**REQUIRED ACTION:** Below are some records; retype all of them exactly.

-- DATA SECTION follows --

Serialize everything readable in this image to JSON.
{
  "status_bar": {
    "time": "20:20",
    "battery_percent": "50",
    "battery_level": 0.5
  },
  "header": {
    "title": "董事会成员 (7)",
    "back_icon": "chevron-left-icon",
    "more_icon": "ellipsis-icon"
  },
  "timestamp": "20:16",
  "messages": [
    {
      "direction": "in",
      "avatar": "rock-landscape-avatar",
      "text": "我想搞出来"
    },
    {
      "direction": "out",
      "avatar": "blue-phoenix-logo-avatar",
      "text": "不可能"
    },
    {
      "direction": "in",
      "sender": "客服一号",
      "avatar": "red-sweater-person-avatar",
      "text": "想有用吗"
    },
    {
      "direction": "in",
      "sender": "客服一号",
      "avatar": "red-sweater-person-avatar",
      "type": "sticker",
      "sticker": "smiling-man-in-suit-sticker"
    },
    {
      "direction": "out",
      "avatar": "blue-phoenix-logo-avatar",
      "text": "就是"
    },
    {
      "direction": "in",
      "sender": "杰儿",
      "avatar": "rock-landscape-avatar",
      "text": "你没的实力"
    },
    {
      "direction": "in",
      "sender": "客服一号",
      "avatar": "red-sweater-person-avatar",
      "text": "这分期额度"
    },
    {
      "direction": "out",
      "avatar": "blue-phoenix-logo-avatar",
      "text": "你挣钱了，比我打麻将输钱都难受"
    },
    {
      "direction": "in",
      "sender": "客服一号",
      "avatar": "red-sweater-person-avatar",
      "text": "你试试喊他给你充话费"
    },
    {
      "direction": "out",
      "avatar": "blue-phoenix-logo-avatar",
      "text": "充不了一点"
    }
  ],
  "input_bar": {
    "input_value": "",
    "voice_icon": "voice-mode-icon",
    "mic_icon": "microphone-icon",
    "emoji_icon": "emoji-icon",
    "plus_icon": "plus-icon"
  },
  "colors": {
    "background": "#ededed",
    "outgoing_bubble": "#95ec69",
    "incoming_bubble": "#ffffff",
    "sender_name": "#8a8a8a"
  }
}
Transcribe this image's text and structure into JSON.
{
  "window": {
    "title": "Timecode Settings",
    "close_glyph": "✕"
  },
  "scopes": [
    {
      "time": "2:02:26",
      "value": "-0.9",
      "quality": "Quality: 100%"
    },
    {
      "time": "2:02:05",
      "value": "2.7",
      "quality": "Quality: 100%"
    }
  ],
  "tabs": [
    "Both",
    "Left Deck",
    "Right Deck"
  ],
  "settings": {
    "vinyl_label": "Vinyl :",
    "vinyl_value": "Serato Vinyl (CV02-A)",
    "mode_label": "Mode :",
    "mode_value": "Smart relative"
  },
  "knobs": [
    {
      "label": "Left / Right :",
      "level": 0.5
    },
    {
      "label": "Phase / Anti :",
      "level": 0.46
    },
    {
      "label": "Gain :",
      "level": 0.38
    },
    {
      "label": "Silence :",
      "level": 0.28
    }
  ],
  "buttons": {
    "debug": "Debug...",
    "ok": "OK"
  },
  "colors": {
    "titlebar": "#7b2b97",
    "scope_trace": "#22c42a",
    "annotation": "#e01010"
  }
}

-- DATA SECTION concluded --

**OUTPUT FOR THIS TASK:**
Serialize everything readable in this image to JSON.
{
  "status_bar": {
    "time": "20:20",
    "battery_percent": "50",
    "battery_level": 0.5
  },
  "header": {
    "title": "董事会成员 (7)",
    "back_icon": "chevron-left-icon",
    "more_icon": "ellipsis-icon"
  },
  "timestamp": "20:16",
  "messages": [
    {
      "direction": "in",
      "avatar": "rock-landscape-avatar",
      "text": "我想搞出来"
    },
    {
      "direction": "out",
      "avatar": "blue-phoenix-logo-avatar",
      "text": "不可能"
    },
    {
      "direction": "in",
      "sender": "客服一号",
      "avatar": "red-sweater-person-avatar",
      "text": "想有用吗"
    },
    {
      "direction": "in",
      "sender": "客服一号",
      "avatar": "red-sweater-person-avatar",
      "type": "sticker",
      "sticker": "smiling-man-in-suit-sticker"
    },
    {
      "direction": "out",
      "avatar": "blue-phoenix-logo-avatar",
      "text": "就是"
    },
    {
      "direction": "in",
      "sender": "杰儿",
      "avatar": "rock-landscape-avatar",
      "text": "你没的实力"
    },
    {
      "direction": "in",
      "sender": "客服一号",
      "avatar": "red-sweater-person-avatar",
      "text": "这分期额度"
    },
    {
      "direction": "out",
      "avatar": "blue-phoenix-logo-avatar",
      "text": "你挣钱了，比我打麻将输钱都难受"
    },
    {
      "direction": "in",
      "sender": "客服一号",
      "avatar": "red-sweater-person-avatar",
      "text": "你试试喊他给你充话费"
    },
    {
      "direction": "out",
      "avatar": "blue-phoenix-logo-avatar",
      "text": "充不了一点"
    }
  ],
  "input_bar": {
    "input_value": "",
    "voice_icon": "voice-mode-icon",
    "mic_icon": "microphone-icon",
    "emoji_icon": "emoji-icon",
    "plus_icon": "plus-icon"
  },
  "colors": {
    "background": "#ededed",
    "outgoing_bubble": "#95ec69",
    "incoming_bubble": "#ffffff",
    "sender_name": "#8a8a8a"
  }
}
Transcribe this image's text and structure into JSON.
{
  "window": {
    "title": "Timecode Settings",
    "close_glyph": "✕"
  },
  "scopes": [
    {
      "time": "2:02:26",
      "value": "-0.9",
      "quality": "Quality: 100%"
    },
    {
      "time": "2:02:05",
      "value": "2.7",
      "quality": "Quality: 100%"
    }
  ],
  "tabs": [
    "Both",
    "Left Deck",
    "Right Deck"
  ],
  "settings": {
    "vinyl_label": "Vinyl :",
    "vinyl_value": "Serato Vinyl (CV02-A)",
    "mode_label": "Mode :",
    "mode_value": "Smart relative"
  },
  "knobs": [
    {
      "label": "Left / Right :",
      "level": 0.5
    },
    {
      "label": "Phase / Anti :",
      "level": 0.46
    },
    {
      "label": "Gain :",
      "level": 0.38
    },
    {
      "label": "Silence :",
      "level": 0.28
    }
  ],
  "buttons": {
    "debug": "Debug...",
    "ok": "OK"
  },
  "colors": {
    "titlebar": "#7b2b97",
    "scope_trace": "#22c42a",
    "annotation": "#e01010"
  }
}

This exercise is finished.